In later iterations both your initial requirements and your initial architect models will need to evolve as you learn more, but for now the goal is to get something that is just barely good enough so that your team can get going.
In subsequent releases you may decide to shorten iteration 0 to several days, several hours, or even remove it completely as your situation dictates. The secret is to keep things simple. You don't need to model a lot of detail, you simply need to model enough.
If you're writing use cases this may mean that point-form notes are good enough. If you're domain modeling a whiteboard sketch or collection of CRC cards is likely good enough.
In software design, it is common to use data flow diagrams , sequence diagrams , scenarios , and other techniques to specify functional requirements. Note: all informations are strictly confidential. Provide concepts that are close to the way people perceive data to present the data. Bentley , Kevin C. In: Journal of Industrial Engineering.
High level models. Background
Architecture Envisioning: An Agile Core Practice
Authors: Schumann , Andrew, Pancerz , Krzysztof. This book shows that the plasmodium of Physarum polycephalum can be considered a natural labelled transition system, and based on this, it proposes high-level programming models for controlling the plasmodium behaviour. The presented programming is a form of pure behaviourism: the authors consider the possibility of simulating all basic stimulus—reaction relations.

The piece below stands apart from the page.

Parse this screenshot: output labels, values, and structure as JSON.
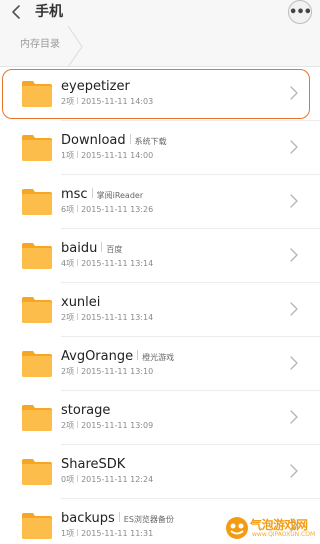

As plasmodium is a good experimental medium for behaviouristic models, the book applies the programming tools for modelling plasmodia as unconventional computers in different behavioural sciences based on studying the stimulus—reaction relations. The authors examine these relations within the framework of a bio-inspired game theory on plasmodia they have developed i. The results allow the authors to propose that the plasmodium can be a model for concurrent games and context-based games.
Show all. Table of contents 13 chapters Table of contents 13 chapters Introduction Pages Schumann, Andrew et al. Physarum Language Pages Schumann, Andrew et al. Conclusions Pages Schumann, Andrew et al. Show next xx.
Read this book on SpringerLink. Recommended for you. PAGE 1.